One of many tableaux: the dancers call out for the dogs with a helpless enthusiasm. Their cries and useless flailing-of-limbs make the dogs’ connection with Cox seem like the epitome of ancient human-animal competence. Another: our heroes dress up in sheep-drag and perform a gruesome Vaudeville number for their uninterested ungulate co-stars. As the night unfolds, the sheep themselves react very slowly to the rising temperature of inexplicable human behavior. The dogs do what dogs do, laboring to make sense of the social predicament.
Ryan Tacata dances an entrancing solo with real or fake sign language that puts me in mind of the work of Francisca Benitez. Maniacal human-patriarch Peter Schmitz (more King Lear than Hamlet) invites us to sing. The dancers - yes! - but there’s always something else to look at. It’s not anthropology or narrative that lets us understand these humans, it’s what they look like next to other animals who also run, leap, and stare. Periodically, we even find ourselves to be indifferent to the human concerns on display. We become like the sheep and the empty blue sky.

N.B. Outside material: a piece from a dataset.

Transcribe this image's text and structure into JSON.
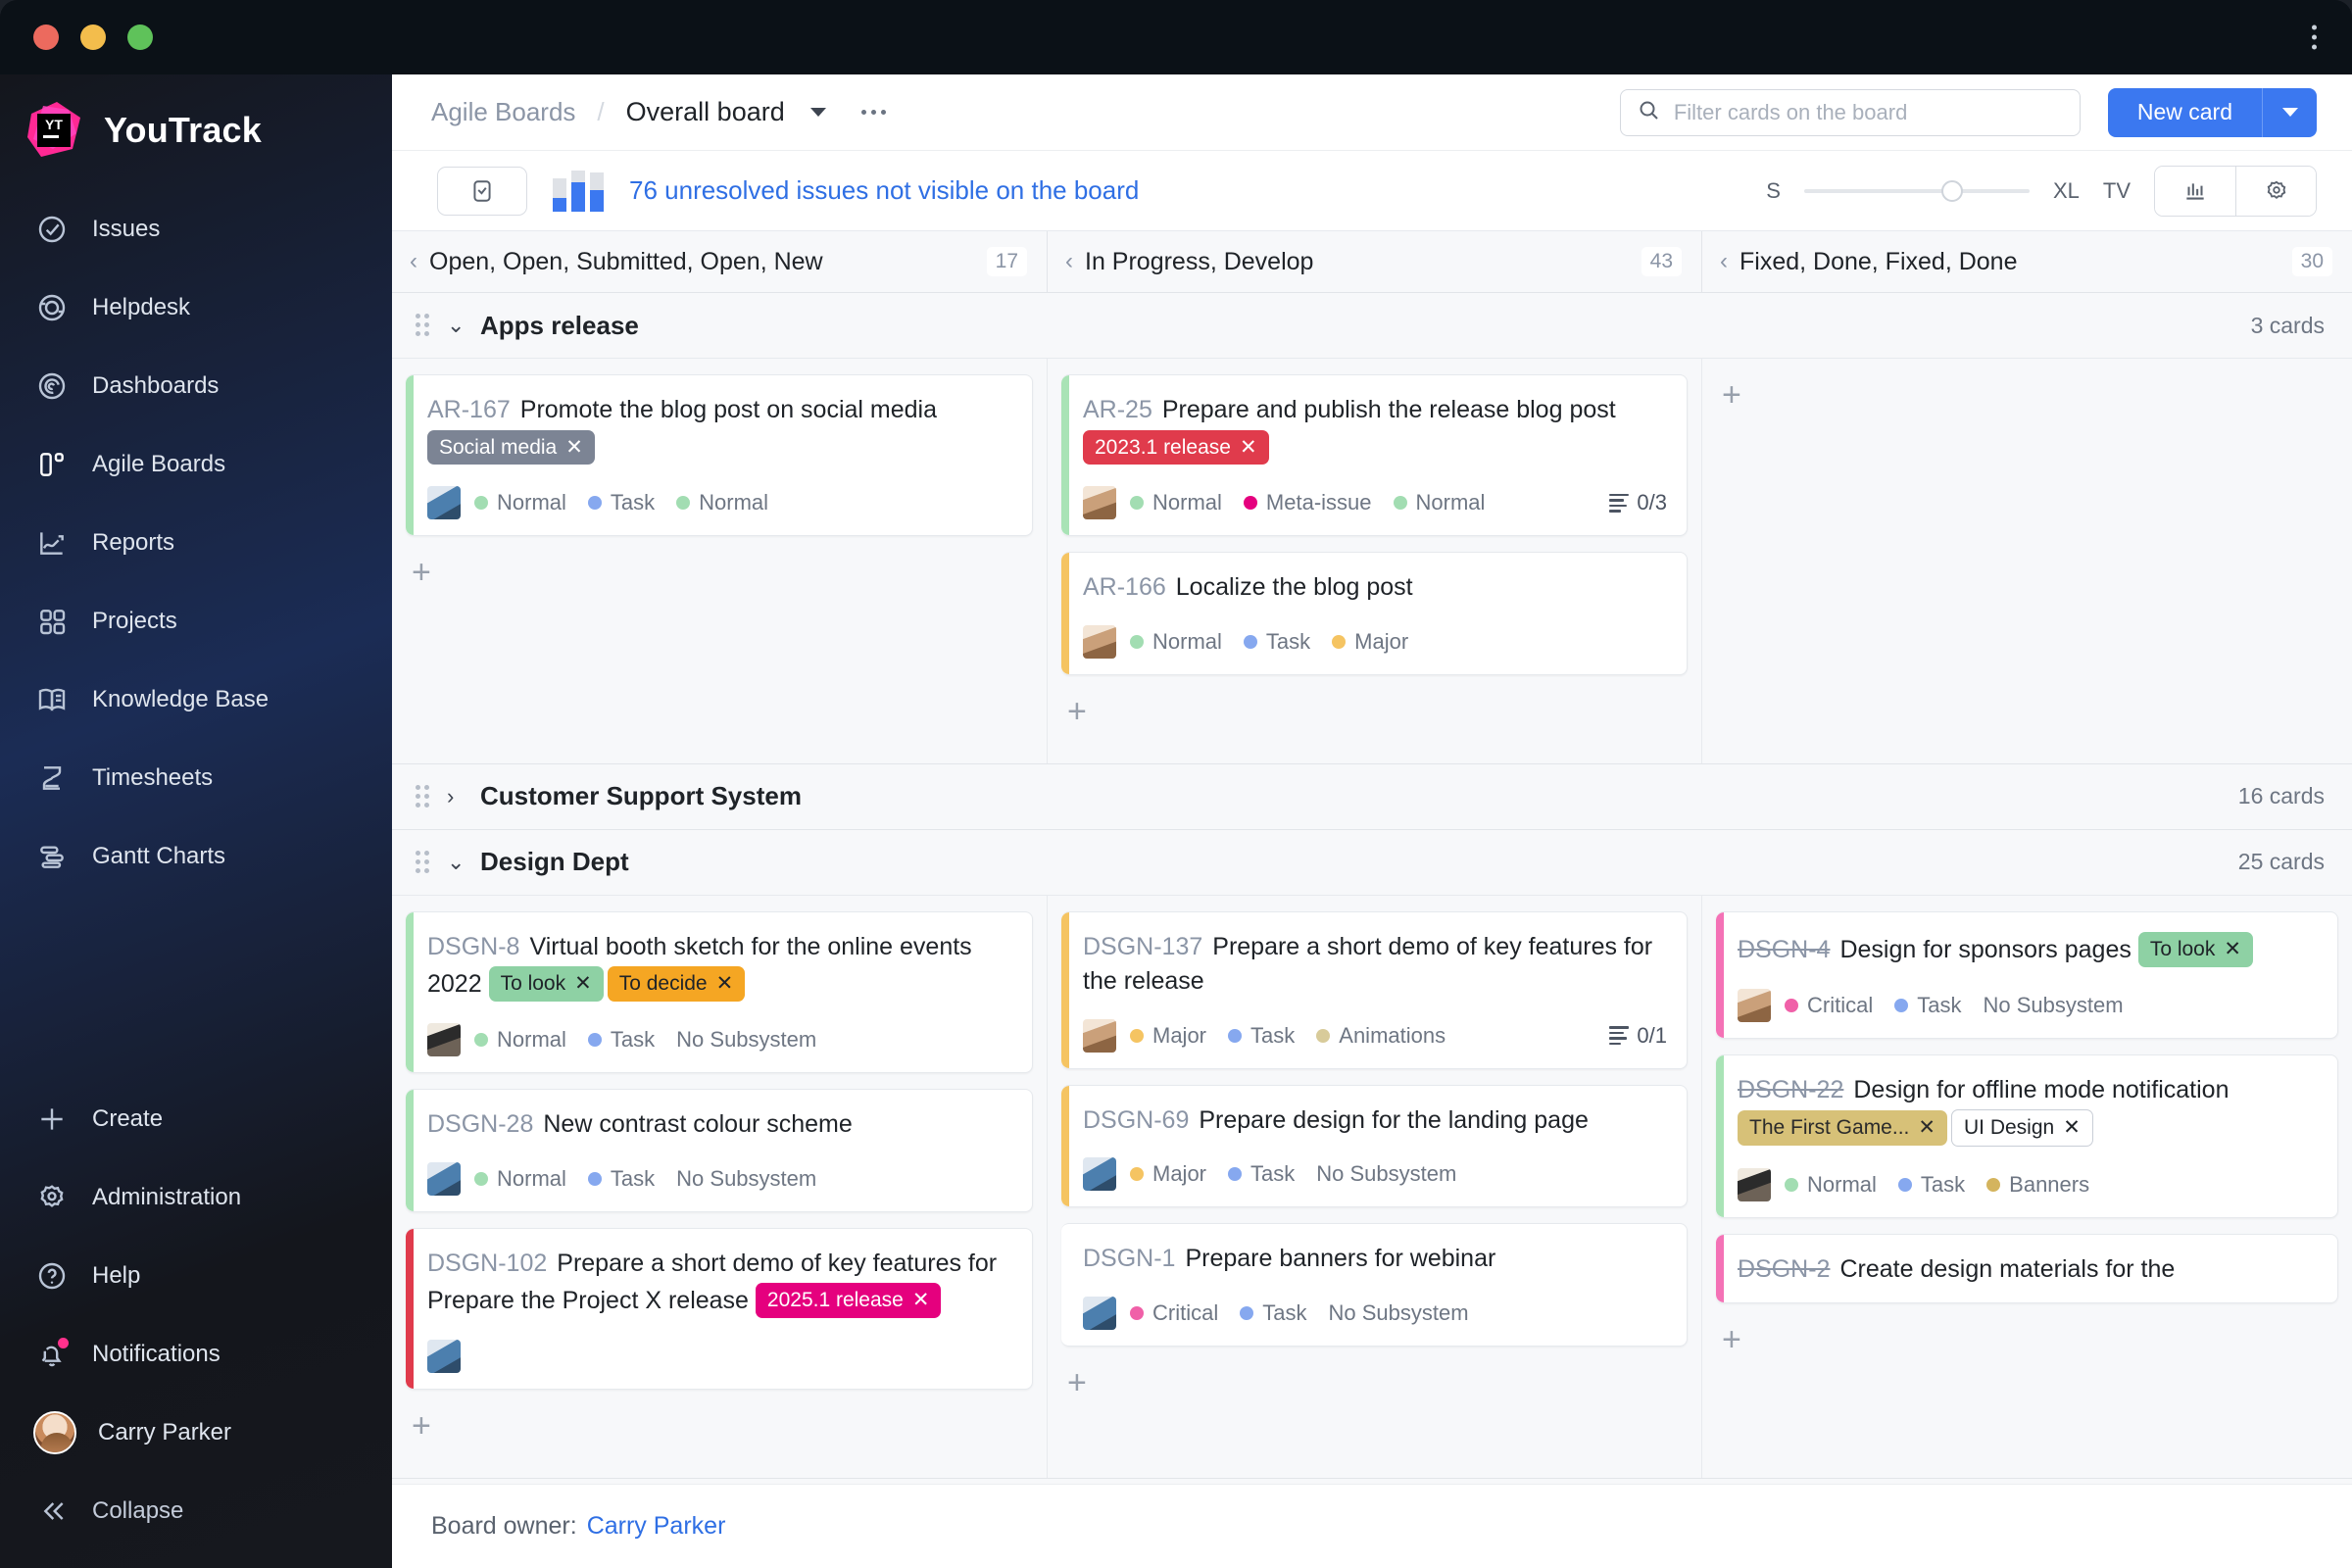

Doggie Hamlet asks a lot of the audience. When we are not being sheep, we must work. We must accommodate several different frames, up to and including the valley in which we live. We must look at animals and people in various states of pain and confusion. A logic emerges, far outside of what a story can tell us. We learn something by imagining ourselves as a part of that grimy - dare I say, primitive - pack of humans. We learn something else through our aestheticized empathy with the dog who gets stepped on by a ewe. Another insight comes from watching how the flock acts as one slow-moving mind, but still makes room for the odd leaping soloist. The sun sets on all of us. The mountains turn azure and pink and the grass is still unnaturally green.
Doggie Hamlet continues Saturday, September 14, at 6 p.m. at the Salt Lake County Equestrian Park.
Samuel Hanson was born in Salt Lake City in 1988. His recent work has been seen in NYC at Triskelion, the Reckless Theater, Weis Acres, Green Space, at Danspace through the Movement Research Festival, and in Utah at the Rose Wagner and the Masonic Temple. He has performed for an eclectic mix of artists including Simone Forti, Isabel Lewis, Yvonne Meier, Ishmael Houston-Jones, Mina Nishimura, Alexandra Pirici, Ashley Anderson, Diana Crum, and Yve Laris Cohen.